Acids such as hydrochloric (Muriatic) acid, sulfuric acid, nitric acid, and phosphoric acid.
Products such as pool chemicals, cleansers, toilet bowl cleaners, anti-rust compounds, gun barrel cleaning fluids, and automobile batteries.
Acids produce corrosive burns. Acid burns do not tend to penetrate as deeply as alkali burns.
Dependent upon the type and concentration of the acid
If ingested, ulcers in the mouth, larynx, and esophagus, drooling, lack of appetite, vomiting, laryngeal edema with difficulty breathing, pain, panting, and shock may be seen. If contact was with the eyes, the pet will be in intense pain and hold the eyes closed.
For oral exposures, DO NOT induce vomiting. Give water or milk. Seek veterinary attention immediately. If ocular exposure has occurred, flush eyes with water or sterile saline for 30 minutes. If the toxicity is due to dermal (skin) exposure, the area should be flushed with running water for 30 minutes. Rubber gloves should be worn to prevent human exposure. Seek veterinary attention while decontaminating the pet.
General treatment: For oral exposure, water or milk may continue to be given. Activated charcoal is ineffective. If dermal or ocular exposure occurred, the affected areas will continue to be flushed with sterile saline.

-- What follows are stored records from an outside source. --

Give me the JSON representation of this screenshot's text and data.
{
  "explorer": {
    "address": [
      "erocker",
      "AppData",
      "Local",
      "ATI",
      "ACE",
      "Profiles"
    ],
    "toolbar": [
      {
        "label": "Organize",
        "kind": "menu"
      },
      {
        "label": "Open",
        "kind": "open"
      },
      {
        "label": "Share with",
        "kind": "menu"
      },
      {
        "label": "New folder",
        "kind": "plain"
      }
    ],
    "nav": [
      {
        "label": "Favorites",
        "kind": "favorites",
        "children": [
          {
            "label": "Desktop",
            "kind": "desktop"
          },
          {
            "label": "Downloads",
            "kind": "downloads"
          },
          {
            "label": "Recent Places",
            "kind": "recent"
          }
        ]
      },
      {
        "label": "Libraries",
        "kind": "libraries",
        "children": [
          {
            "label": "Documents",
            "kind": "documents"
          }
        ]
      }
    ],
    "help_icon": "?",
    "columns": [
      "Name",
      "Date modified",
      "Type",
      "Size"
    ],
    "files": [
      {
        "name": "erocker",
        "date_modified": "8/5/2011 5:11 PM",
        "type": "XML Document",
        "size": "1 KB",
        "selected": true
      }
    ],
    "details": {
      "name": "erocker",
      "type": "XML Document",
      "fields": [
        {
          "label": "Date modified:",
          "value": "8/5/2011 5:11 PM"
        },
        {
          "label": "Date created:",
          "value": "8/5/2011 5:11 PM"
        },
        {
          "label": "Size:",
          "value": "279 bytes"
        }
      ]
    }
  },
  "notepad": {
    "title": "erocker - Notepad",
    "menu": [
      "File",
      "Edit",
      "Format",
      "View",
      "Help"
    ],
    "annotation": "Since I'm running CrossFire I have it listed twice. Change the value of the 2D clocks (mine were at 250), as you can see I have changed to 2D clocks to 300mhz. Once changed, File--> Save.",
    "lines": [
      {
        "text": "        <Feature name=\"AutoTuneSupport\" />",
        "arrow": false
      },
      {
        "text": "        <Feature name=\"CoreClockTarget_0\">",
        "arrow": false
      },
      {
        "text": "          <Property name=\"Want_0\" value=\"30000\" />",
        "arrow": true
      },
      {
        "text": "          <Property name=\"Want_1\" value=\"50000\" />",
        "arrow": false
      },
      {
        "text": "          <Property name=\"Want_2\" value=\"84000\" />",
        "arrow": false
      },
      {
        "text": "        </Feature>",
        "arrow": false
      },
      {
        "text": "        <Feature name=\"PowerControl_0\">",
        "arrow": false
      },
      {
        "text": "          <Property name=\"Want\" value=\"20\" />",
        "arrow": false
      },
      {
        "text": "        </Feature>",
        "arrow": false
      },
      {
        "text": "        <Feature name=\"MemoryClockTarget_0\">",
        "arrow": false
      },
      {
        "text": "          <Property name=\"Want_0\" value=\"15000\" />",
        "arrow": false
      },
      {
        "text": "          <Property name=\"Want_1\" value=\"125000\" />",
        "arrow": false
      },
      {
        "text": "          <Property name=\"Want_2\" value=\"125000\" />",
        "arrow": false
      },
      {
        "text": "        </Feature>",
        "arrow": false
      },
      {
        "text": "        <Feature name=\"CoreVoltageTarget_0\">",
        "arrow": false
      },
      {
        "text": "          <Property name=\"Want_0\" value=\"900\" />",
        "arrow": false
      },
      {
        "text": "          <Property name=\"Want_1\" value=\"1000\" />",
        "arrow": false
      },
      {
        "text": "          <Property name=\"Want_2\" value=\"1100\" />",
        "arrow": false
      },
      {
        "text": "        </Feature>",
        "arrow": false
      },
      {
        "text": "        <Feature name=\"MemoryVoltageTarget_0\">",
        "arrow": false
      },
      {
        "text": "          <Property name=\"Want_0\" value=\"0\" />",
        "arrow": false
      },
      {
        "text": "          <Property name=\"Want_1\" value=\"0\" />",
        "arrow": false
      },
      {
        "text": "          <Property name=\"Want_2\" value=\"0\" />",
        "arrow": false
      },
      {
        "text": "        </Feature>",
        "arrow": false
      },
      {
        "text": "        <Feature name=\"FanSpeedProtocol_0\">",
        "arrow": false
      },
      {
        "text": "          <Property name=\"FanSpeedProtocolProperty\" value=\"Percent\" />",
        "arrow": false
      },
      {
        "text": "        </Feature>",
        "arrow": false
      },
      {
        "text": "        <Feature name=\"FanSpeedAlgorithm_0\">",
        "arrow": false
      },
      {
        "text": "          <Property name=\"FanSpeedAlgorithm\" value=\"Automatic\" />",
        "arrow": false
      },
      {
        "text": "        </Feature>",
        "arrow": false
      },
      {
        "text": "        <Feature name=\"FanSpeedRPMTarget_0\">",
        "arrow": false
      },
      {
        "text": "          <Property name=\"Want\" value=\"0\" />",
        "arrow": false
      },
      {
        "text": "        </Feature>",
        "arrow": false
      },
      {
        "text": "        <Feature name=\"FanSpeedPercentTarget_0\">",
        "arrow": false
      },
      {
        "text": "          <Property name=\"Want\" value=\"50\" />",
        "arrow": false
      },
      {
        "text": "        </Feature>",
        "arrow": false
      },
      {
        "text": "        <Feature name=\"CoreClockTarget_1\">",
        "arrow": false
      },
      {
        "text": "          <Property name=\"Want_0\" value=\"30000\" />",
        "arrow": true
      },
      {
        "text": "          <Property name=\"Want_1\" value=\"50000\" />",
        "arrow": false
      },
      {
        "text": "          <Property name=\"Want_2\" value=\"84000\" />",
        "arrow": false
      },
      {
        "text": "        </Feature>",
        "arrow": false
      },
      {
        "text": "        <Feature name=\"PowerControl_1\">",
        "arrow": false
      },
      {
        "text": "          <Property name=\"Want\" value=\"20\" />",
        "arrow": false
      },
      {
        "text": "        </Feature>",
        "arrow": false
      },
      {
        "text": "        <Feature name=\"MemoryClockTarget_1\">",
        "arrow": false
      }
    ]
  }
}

Supportive treatment: Pain medication, IV fluids, and oxygen are given. Corticosteroids are used to help reduce stricture of ulcers especially in the esophagus. Antibiotics are started to reduce the risk of secondary infections. Placement of a feeding tube may be necessary in severe cases. Food is withheld until the extent of injury is known. Endoscopy is recommended to determine the extent of the injuries.
Specific treatment: Unavailable.